| Exercise |
Restate the entries below exactly, and keep all images out of the answer.

[Element data from apps and pages]
↓↓↓

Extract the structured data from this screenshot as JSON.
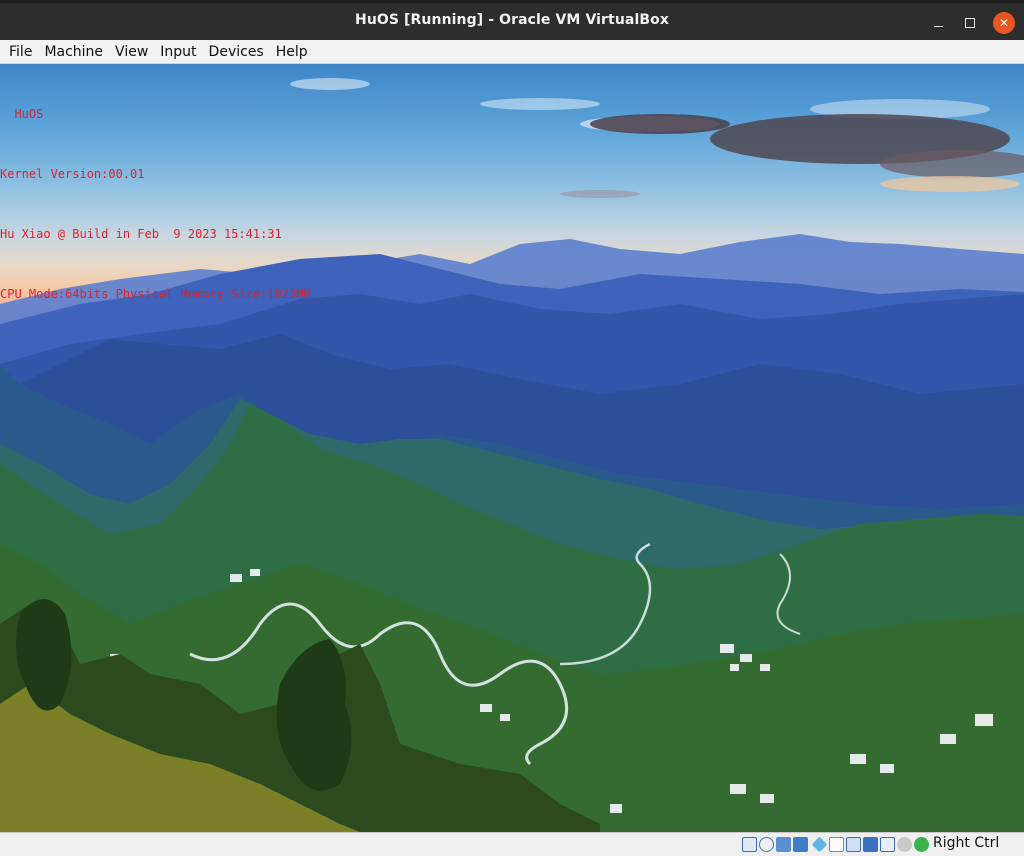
{
  "window": {
    "title": "HuOS [Running] - Oracle VM VirtualBox",
    "controls": {
      "minimize": "minimize-icon",
      "maximize": "maximize-icon",
      "close": "close-icon"
    },
    "accent_color": "#e95420"
  },
  "menu": {
    "items": [
      {
        "label": "File"
      },
      {
        "label": "Machine"
      },
      {
        "label": "View"
      },
      {
        "label": "Input"
      },
      {
        "label": "Devices"
      },
      {
        "label": "Help"
      }
    ]
  },
  "guest": {
    "background": "mountain-landscape-wallpaper",
    "console_color": "#e0202a",
    "console_lines": [
      "  HuOS",
      "Kernel Version:00.01",
      "Hu Xiao @ Build in Feb  9 2023 15:41:31",
      "CPU Mode:64bits Physical Memory Size:1023MB"
    ]
  },
  "statusbar": {
    "icons": [
      "hard-disk-icon",
      "optical-drive-icon",
      "audio-icon",
      "network-icon",
      "usb-icon",
      "shared-folders-icon",
      "display-icon",
      "recording-icon",
      "virtualization-icon",
      "mouse-integration-icon",
      "keyboard-capture-icon"
    ],
    "host_key": "Right Ctrl"
  }
}
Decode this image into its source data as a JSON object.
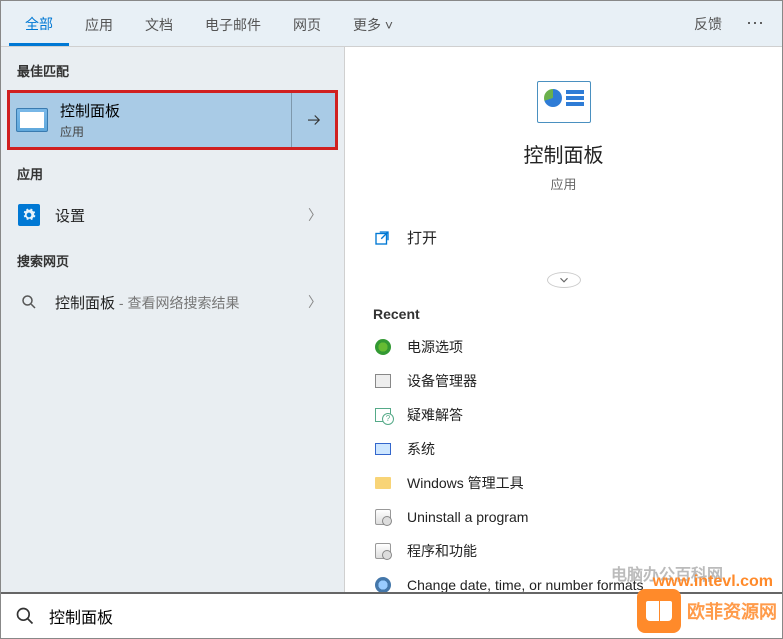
{
  "tabs": {
    "items": [
      "全部",
      "应用",
      "文档",
      "电子邮件",
      "网页",
      "更多"
    ],
    "feedback": "反馈"
  },
  "left": {
    "bestHeader": "最佳匹配",
    "bestMatch": {
      "title": "控制面板",
      "subtitle": "应用"
    },
    "appsHeader": "应用",
    "settings": "设置",
    "webHeader": "搜索网页",
    "webSearch": {
      "term": "控制面板",
      "suffix": " - 查看网络搜索结果"
    }
  },
  "right": {
    "heroTitle": "控制面板",
    "heroSub": "应用",
    "open": "打开",
    "recentHeader": "Recent",
    "recent": [
      "电源选项",
      "设备管理器",
      "疑难解答",
      "系统",
      "Windows 管理工具",
      "Uninstall a program",
      "程序和功能",
      "Change date, time, or number formats"
    ]
  },
  "search": {
    "value": "控制面板"
  },
  "watermark": {
    "cn": "电脑办公百科网",
    "brand": "欧菲资源网",
    "url": "www.intevl.com"
  }
}
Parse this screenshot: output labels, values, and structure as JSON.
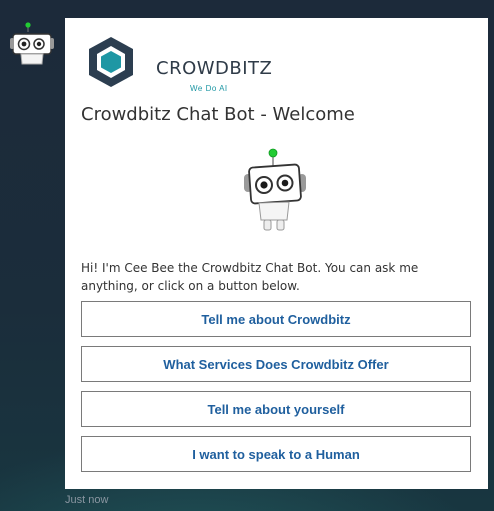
{
  "brand": {
    "name": "CROWDBITZ",
    "tagline": "We Do AI"
  },
  "card": {
    "title": "Crowdbitz Chat Bot - Welcome",
    "intro": "Hi! I'm Cee Bee the Crowdbitz Chat Bot. You can ask me anything, or click on a button below."
  },
  "actions": [
    {
      "label": "Tell me about Crowdbitz"
    },
    {
      "label": "What Services Does Crowdbitz Offer"
    },
    {
      "label": "Tell me about yourself"
    },
    {
      "label": "I want to speak to a Human"
    }
  ],
  "message": {
    "timestamp": "Just now"
  },
  "colors": {
    "button_text": "#1f5f9e",
    "brand_teal": "#1e97a4",
    "status_online": "#22cc33"
  }
}
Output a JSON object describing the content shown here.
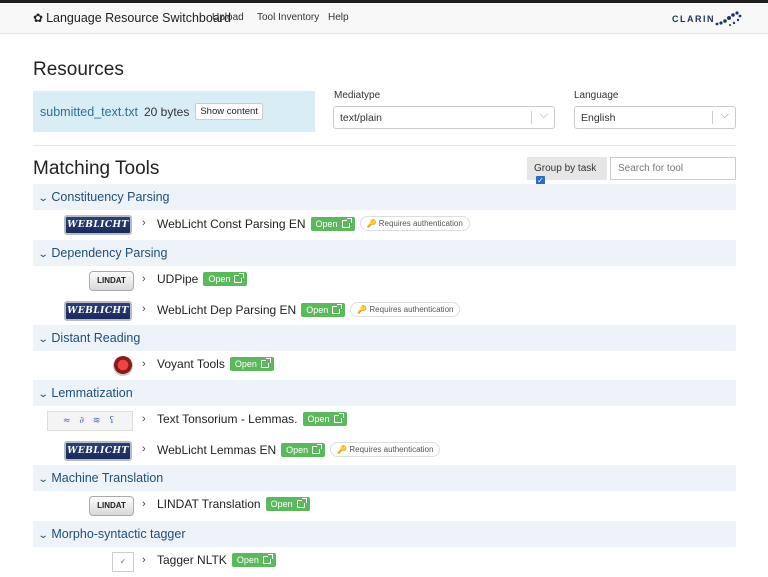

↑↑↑

| Solved exercise |
Extract the structured data from this screenshot as JSON.
{
  "window": {
    "title": "HuOS [Running] - Oracle VM VirtualBox",
    "controls": {
      "minimize": "minimize-icon",
      "maximize": "maximize-icon",
      "close": "close-icon"
    },
    "accent_color": "#e95420"
  },
  "menu": {
    "items": [
      {
        "label": "File"
      },
      {
        "label": "Machine"
      },
      {
        "label": "View"
      },
      {
        "label": "Input"
      },
      {
        "label": "Devices"
      },
      {
        "label": "Help"
      }
    ]
  },
  "guest": {
    "background": "mountain-landscape-wallpaper",
    "console_color": "#e0202a",
    "console_lines": [
      "  HuOS",
      "Kernel Version:00.01",
      "Hu Xiao @ Build in Feb  9 2023 15:41:31",
      "CPU Mode:64bits Physical Memory Size:1023MB"
    ]
  },
  "statusbar": {
    "icons": [
      "hard-disk-icon",
      "optical-drive-icon",
      "audio-icon",
      "network-icon",
      "usb-icon",
      "shared-folders-icon",
      "display-icon",
      "recording-icon",
      "virtualization-icon",
      "mouse-integration-icon",
      "keyboard-capture-icon"
    ],
    "host_key": "Right Ctrl"
  }
}
Decode this image into its source data as a JSON object.
{
  "tabs": {
    "items": [
      "全部",
      "应用",
      "文档",
      "电子邮件",
      "网页",
      "更多"
    ],
    "feedback": "反馈"
  },
  "left": {
    "bestHeader": "最佳匹配",
    "bestMatch": {
      "title": "控制面板",
      "subtitle": "应用"
    },
    "appsHeader": "应用",
    "settings": "设置",
    "webHeader": "搜索网页",
    "webSearch": {
      "term": "控制面板",
      "suffix": " - 查看网络搜索结果"
    }
  },
  "right": {
    "heroTitle": "控制面板",
    "heroSub": "应用",
    "open": "打开",
    "recentHeader": "Recent",
    "recent": [
      "电源选项",
      "设备管理器",
      "疑难解答",
      "系统",
      "Windows 管理工具",
      "Uninstall a program",
      "程序和功能",
      "Change date, time, or number formats"
    ]
  },
  "search": {
    "value": "控制面板"
  },
  "watermark": {
    "cn": "电脑办公百科网",
    "brand": "欧菲资源网",
    "url": "www.intevl.com"
  }
}
Parse this screenshot: output labels, values, and structure as JSON.
{
  "brand": {
    "name": "CROWDBITZ",
    "tagline": "We Do AI"
  },
  "card": {
    "title": "Crowdbitz Chat Bot - Welcome",
    "intro": "Hi! I'm Cee Bee the Crowdbitz Chat Bot. You can ask me anything, or click on a button below."
  },
  "actions": [
    {
      "label": "Tell me about Crowdbitz"
    },
    {
      "label": "What Services Does Crowdbitz Offer"
    },
    {
      "label": "Tell me about yourself"
    },
    {
      "label": "I want to speak to a Human"
    }
  ],
  "message": {
    "timestamp": "Just now"
  },
  "colors": {
    "button_text": "#1f5f9e",
    "brand_teal": "#1e97a4",
    "status_online": "#22cc33"
  }
}
Output a JSON object describing the content shown here.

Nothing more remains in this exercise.